Yesterday, it was my turn to take Skyler to swimming lessons, and we got doing something at home and had to, of course, rush to get there. In the locker room, I was saying "hurry up! hurry up!" In response, she kicked up her legs to fling off her boots, and one of them hit me square in the face. My eyes filled with tears because it hurt, and because it was my fault, and because I was so annoyed with myself and the situation. It didn't help that I had an audience of other moms who didn't seem to be in a hurry at all.

I watched Skyler's swimming lesson and pulled myself together. Ten minutes later, I saw her from the back when she was standing on the other side of the pool, dancing confidently while waiting for her turn to dive in. Again, my eyes filled up with tears because of how tall and grown up she looked, and how she is so unbelievably, undeniably not a baby anymore, and it catches me off guard sometimes. And I teared up with pride at what a darn good little swimmer she is.

Like I said, one minute, crying from frustration, the next, pure love.

And then this: I like to joke about the annoying things that kids do, like tell incessant knock-knock jokes or say: "Mom! MOM! Mommy? Mom? Mommy. Mommy!!!!!!"
Last night I followed a link on a blog I read, and I ended up reading some of an Arizona mom's on-line journal about her 5-year old daughter's battle with aggressive brain cancer. She said she used to be the mom who was always complaining about how her kids said her name over and over and over. Now she was lying on her daughter's bed in the hospital begging her to say "mommy" because they feared she's lost her speech as an effect of brain surgery.

Hello, perspective.

Maybe Skyler's boot in my face was not an accident. Maybe the universe is trying to tell me to slow down and be more conscious of how lucky I am.

5 comments:

Donna said...

Oh gosh, what an eye opening post. You are so right. I am the 'Hurry up' Mummy at the moment and I fear when Luke goes to school in a few weeks, and he has to go every day, that I will be even worse!

Perspective. I think I just got some!!

P.S My other blog was randomly shut down by Google. No idea why and they wont re open it so I have started a new one. Address below.

So nice to 'chat' to you again, Emilie :)

Donna
xx

http://5iveby40.blogspot.com/

Christine said...

My sentiments exactly, Emilie! I had a conversation with my mom today about this exact same phenomena. Being a parent is an enormous responsibility and it's so much more difficult when you do it well. You're doing it well, my friend. Boot to the head or not ~ you're doing it well!

Carver Fam said...

i needed this blog post. Thank you.

It sums up so much of my everyday life and emotions.

Joanne said...

Emilie,
You have a wonderful Blog! You may remember me from teaching Chemistry at BHS. I left after 2005 when our son came home that summer - Jose is now 5 years old! I then moved with my husband to South central PA with his work. I enjoy reading your children's comments and this "boot to the face" was one that I have experienced in a different way. I too had a hurry voice that I did not recognize as myself - and I only have one child! All the best to you! - Joanne Miller
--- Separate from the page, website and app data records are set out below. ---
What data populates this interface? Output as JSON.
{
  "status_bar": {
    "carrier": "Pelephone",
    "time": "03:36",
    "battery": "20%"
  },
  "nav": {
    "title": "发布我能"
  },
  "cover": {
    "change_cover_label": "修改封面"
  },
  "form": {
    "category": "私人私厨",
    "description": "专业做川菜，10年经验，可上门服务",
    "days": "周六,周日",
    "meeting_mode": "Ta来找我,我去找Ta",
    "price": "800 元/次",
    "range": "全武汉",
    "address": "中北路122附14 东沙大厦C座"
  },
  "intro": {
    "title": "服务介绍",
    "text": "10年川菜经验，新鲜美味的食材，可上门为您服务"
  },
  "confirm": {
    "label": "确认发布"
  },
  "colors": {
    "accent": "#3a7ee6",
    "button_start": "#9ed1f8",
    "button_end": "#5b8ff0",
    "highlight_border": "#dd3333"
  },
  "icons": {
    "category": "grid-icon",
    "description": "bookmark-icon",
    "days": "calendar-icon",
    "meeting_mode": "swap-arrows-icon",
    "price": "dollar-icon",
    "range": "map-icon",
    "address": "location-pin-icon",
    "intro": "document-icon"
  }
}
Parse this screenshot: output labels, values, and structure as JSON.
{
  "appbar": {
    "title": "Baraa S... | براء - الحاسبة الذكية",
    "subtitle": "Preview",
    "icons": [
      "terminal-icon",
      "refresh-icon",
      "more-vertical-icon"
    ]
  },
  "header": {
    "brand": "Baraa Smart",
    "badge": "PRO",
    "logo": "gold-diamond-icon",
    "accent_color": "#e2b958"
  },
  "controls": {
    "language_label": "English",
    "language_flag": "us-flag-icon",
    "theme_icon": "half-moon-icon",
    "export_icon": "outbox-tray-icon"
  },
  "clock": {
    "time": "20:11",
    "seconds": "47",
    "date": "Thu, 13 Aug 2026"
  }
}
Michelle said...

Aghhhhh! Hurry here! Hurry there! That seems to be my life. Every moment of every day. Till bedtime when I'm holding and cuddling and I get teary eyed and plead with God to make this time go by a bit more slowly.

thanks for that post! I needed that!